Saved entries
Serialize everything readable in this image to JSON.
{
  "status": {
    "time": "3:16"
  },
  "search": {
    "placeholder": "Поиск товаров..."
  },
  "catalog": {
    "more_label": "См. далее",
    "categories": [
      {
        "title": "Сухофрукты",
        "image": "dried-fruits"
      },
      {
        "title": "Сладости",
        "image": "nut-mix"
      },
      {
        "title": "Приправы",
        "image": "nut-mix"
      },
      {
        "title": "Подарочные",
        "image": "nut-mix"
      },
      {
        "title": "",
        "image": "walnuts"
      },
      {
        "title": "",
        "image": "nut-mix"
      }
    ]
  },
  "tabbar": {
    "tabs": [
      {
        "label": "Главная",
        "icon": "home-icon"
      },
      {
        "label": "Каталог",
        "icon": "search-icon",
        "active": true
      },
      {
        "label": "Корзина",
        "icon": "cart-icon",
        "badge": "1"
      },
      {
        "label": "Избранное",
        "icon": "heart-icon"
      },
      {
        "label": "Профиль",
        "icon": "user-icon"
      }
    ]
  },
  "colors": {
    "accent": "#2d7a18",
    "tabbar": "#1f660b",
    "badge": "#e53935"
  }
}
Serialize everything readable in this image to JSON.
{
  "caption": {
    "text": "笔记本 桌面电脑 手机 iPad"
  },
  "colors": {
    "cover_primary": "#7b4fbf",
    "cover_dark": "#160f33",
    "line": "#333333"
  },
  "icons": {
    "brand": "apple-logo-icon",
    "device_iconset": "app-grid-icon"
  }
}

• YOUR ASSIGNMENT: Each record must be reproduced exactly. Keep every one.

• ANSWER SPACE:
Serialize everything readable in this image to JSON.
{
  "status": {
    "time": "3:16"
  },
  "search": {
    "placeholder": "Поиск товаров..."
  },
  "catalog": {
    "more_label": "См. далее",
    "categories": [
      {
        "title": "Сухофрукты",
        "image": "dried-fruits"
      },
      {
        "title": "Сладости",
        "image": "nut-mix"
      },
      {
        "title": "Приправы",
        "image": "nut-mix"
      },
      {
        "title": "Подарочные",
        "image": "nut-mix"
      },
      {
        "title": "",
        "image": "walnuts"
      },
      {
        "title": "",
        "image": "nut-mix"
      }
    ]
  },
  "tabbar": {
    "tabs": [
      {
        "label": "Главная",
        "icon": "home-icon"
      },
      {
        "label": "Каталог",
        "icon": "search-icon",
        "active": true
      },
      {
        "label": "Корзина",
        "icon": "cart-icon",
        "badge": "1"
      },
      {
        "label": "Избранное",
        "icon": "heart-icon"
      },
      {
        "label": "Профиль",
        "icon": "user-icon"
      }
    ]
  },
  "colors": {
    "accent": "#2d7a18",
    "tabbar": "#1f660b",
    "badge": "#e53935"
  }
}
Serialize everything readable in this image to JSON.
{
  "caption": {
    "text": "笔记本 桌面电脑 手机 iPad"
  },
  "colors": {
    "cover_primary": "#7b4fbf",
    "cover_dark": "#160f33",
    "line": "#333333"
  },
  "icons": {
    "brand": "apple-logo-icon",
    "device_iconset": "app-grid-icon"
  }
}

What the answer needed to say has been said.